Halo X-ray Technologies Ltd (HXT), a next-generation X-ray security scanner which was developed using technology produced at Cranfield and Nottingham Trent Universities, has been awarded $1.6 million.

The Department of Homeland Security (DHS) has awarded $1,656,206.00 to HXT to develop and implement an automatic threat resolution system for the X-ray imaging of carry-on and checked baggage at airports.

X-ray technology is central to protecting the lives of millions of passengers and air crew.  However, terrorist threats continue to evolve and challenge the technical capability of existing systems. The X-ray scanner technology currently used in airports give images of objects and a broad material category, but can’t definitively identify what substance an object is made from. This can lead to increased false alarms and a need for further investigation by hand which slows down security checks.

Cranfield University, working in partnership with Nottingham Trent University, developed a scanner that, in a matter of milliseconds, can identify whether a substance is, for example, an explosive or an illegal drug.

“HXT’s X-ray diffraction system makes use of a novel focal construct technology that increases flux intensity for greater signal efficiency.
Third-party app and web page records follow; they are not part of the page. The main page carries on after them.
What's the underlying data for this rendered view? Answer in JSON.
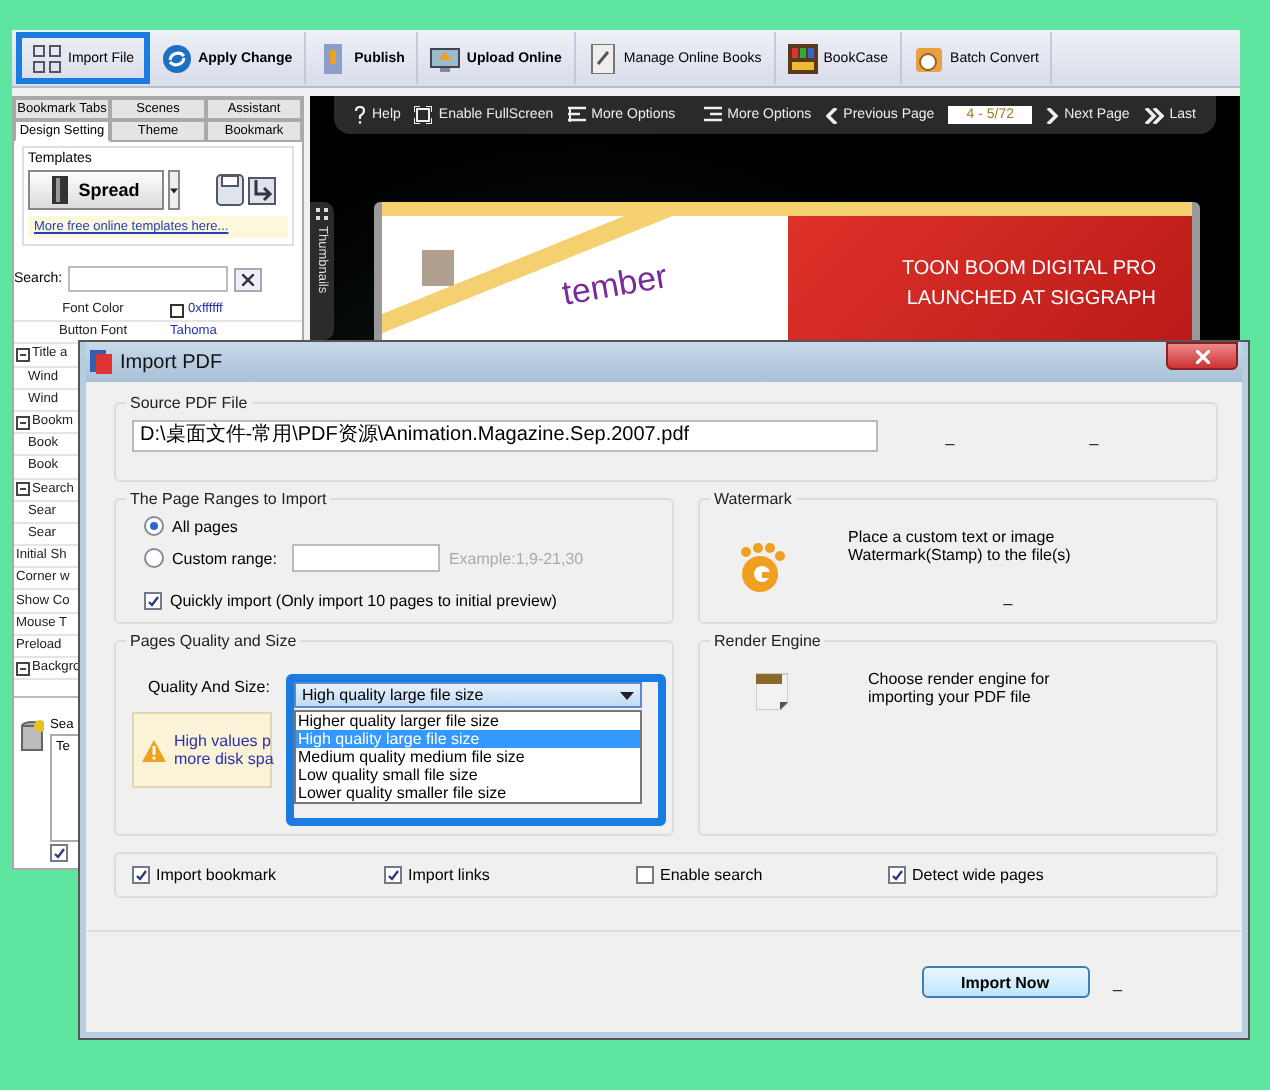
{
  "toolbar": {
    "buttons": [
      {
        "label": "Import File",
        "kind": "import",
        "highlighted": true,
        "bold": false
      },
      {
        "label": "Apply Change",
        "kind": "apply",
        "highlighted": false,
        "bold": true
      },
      {
        "label": "Publish",
        "kind": "publish",
        "highlighted": false,
        "bold": true
      },
      {
        "label": "Upload Online",
        "kind": "upload",
        "highlighted": false,
        "bold": true
      },
      {
        "label": "Manage Online Books",
        "kind": "manage",
        "highlighted": false,
        "bold": false
      },
      {
        "label": "BookCase",
        "kind": "bookcase",
        "highlighted": false,
        "bold": false
      },
      {
        "label": "Batch Convert",
        "kind": "batch",
        "highlighted": false,
        "bold": false
      }
    ]
  },
  "left_panel": {
    "tab_rows": [
      [
        {
          "label": "Bookmark Tabs",
          "selected": false
        },
        {
          "label": "Scenes",
          "selected": false
        },
        {
          "label": "Assistant",
          "selected": false
        }
      ],
      [
        {
          "label": "Design Setting",
          "selected": true
        },
        {
          "label": "Theme",
          "selected": false
        },
        {
          "label": "Bookmark",
          "selected": false
        }
      ]
    ],
    "templates": {
      "label": "Templates",
      "button": "Spread",
      "link": "More free online templates here..."
    },
    "search": {
      "label": "Search:"
    },
    "properties": [
      {
        "kind": "item",
        "label": "Font Color",
        "value": "0xffffff"
      },
      {
        "kind": "item",
        "label": "Button Font",
        "value": "Tahoma"
      },
      {
        "kind": "group",
        "label": "Title a",
        "expanded": true
      },
      {
        "kind": "sub",
        "label": "Wind"
      },
      {
        "kind": "sub",
        "label": "Wind"
      },
      {
        "kind": "group",
        "label": "Bookm",
        "expanded": true
      },
      {
        "kind": "sub",
        "label": "Book"
      },
      {
        "kind": "sub",
        "label": "Book"
      },
      {
        "kind": "group",
        "label": "Search",
        "expanded": true
      },
      {
        "kind": "sub",
        "label": "Sear"
      },
      {
        "kind": "sub",
        "label": "Sear"
      },
      {
        "kind": "item",
        "label": "Initial Sh"
      },
      {
        "kind": "item",
        "label": "Corner w"
      },
      {
        "kind": "item",
        "label": "Show Co"
      },
      {
        "kind": "item",
        "label": "Mouse T"
      },
      {
        "kind": "item",
        "label": "Preload"
      },
      {
        "kind": "group",
        "label": "Backgro",
        "expanded": true
      }
    ],
    "description": {
      "label": "Sea",
      "text": "Te",
      "checked": true
    }
  },
  "viewer": {
    "toolbar": [
      {
        "kind": "help",
        "label": "Help"
      },
      {
        "kind": "fullscreen",
        "label": "Enable FullScreen"
      },
      {
        "kind": "options",
        "label": "More Options"
      },
      {
        "kind": "spacer"
      },
      {
        "kind": "options-right",
        "label": "More Options"
      },
      {
        "kind": "prev",
        "label": "Previous Page"
      },
      {
        "kind": "page",
        "label": "4 - 5/72"
      },
      {
        "kind": "next",
        "label": "Next Page"
      },
      {
        "kind": "last",
        "label": "Last"
      }
    ],
    "side_tab": "Thumbnails",
    "book": {
      "month": "tember",
      "headline": [
        "TOON BOOM DIGITAL PRO",
        "LAUNCHED AT SIGGRAPH"
      ]
    }
  },
  "dialog": {
    "title": "Import PDF",
    "source": {
      "title": "Source PDF File",
      "value": "D:\\桌面文件-常用\\PDF资源\\Animation.Magazine.Sep.2007.pdf",
      "marks": [
        "_",
        "_"
      ]
    },
    "ranges": {
      "title": "The Page Ranges to Import",
      "options": [
        {
          "label": "All pages",
          "selected": true
        },
        {
          "label": "Custom range:",
          "selected": false
        }
      ],
      "example": "Example:1,9-21,30",
      "quick": {
        "label": "Quickly import (Only import 10 pages to  initial  preview)",
        "checked": true
      }
    },
    "watermark": {
      "title": "Watermark",
      "text": "Place a custom text or image Watermark(Stamp) to the file(s)",
      "mark": "_"
    },
    "quality": {
      "title": "Pages Quality and Size",
      "label": "Quality And Size:",
      "value": "High quality large file size",
      "highlighted": true,
      "expanded": true,
      "options": [
        {
          "label": "Higher quality larger file size",
          "selected": false
        },
        {
          "label": "High quality large file size",
          "selected": true
        },
        {
          "label": "Medium quality medium file size",
          "selected": false
        },
        {
          "label": "Low quality small file size",
          "selected": false
        },
        {
          "label": "Lower quality smaller file size",
          "selected": false
        }
      ],
      "warning_lines": [
        "High values p",
        "more disk spa"
      ]
    },
    "render": {
      "title": "Render Engine",
      "text": "Choose render engine for importing your PDF file"
    },
    "checks": [
      {
        "label": "Import bookmark",
        "checked": true
      },
      {
        "label": "Import links",
        "checked": true
      },
      {
        "label": "Enable search",
        "checked": false
      },
      {
        "label": "Detect wide pages",
        "checked": true
      }
    ],
    "button": "Import Now",
    "mark": "_"
  }
}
The technology was jointly pioneered at Nottingham Trent University and Cranfield University and developed under previous DHS science and technology funded work,” said Dr Karl Harris, Science and Technology Program Manager. “By combining HXT’s technology with a primary X-ray transmission scanner, we hope to automatically adjudicate bag alarms, enhancing passenger throughput and improving the passenger experience.”

 “The potential use of improvised explosive threats by terrorists poses many security challenges in screening aviation passengers,” said William N. Bryan, DHS Senior Official Performing the Duties of the Under Secretary for Science and Technology. “Science and technology development is at the forefront of collaborative, multi-faceted research and development solutions to protect air travellers worldwide.”

This project will be managed by the DHS science and technology Screening at Speed Program, which is pursuing transformative research and development activities that support a future vision for increasing security effectiveness while dramatically reducing wait times to improve the passenger experience.

About Cranfield University

Cranfield is a specialist postgraduate university that is a global leader for education and transformational research in technology and management.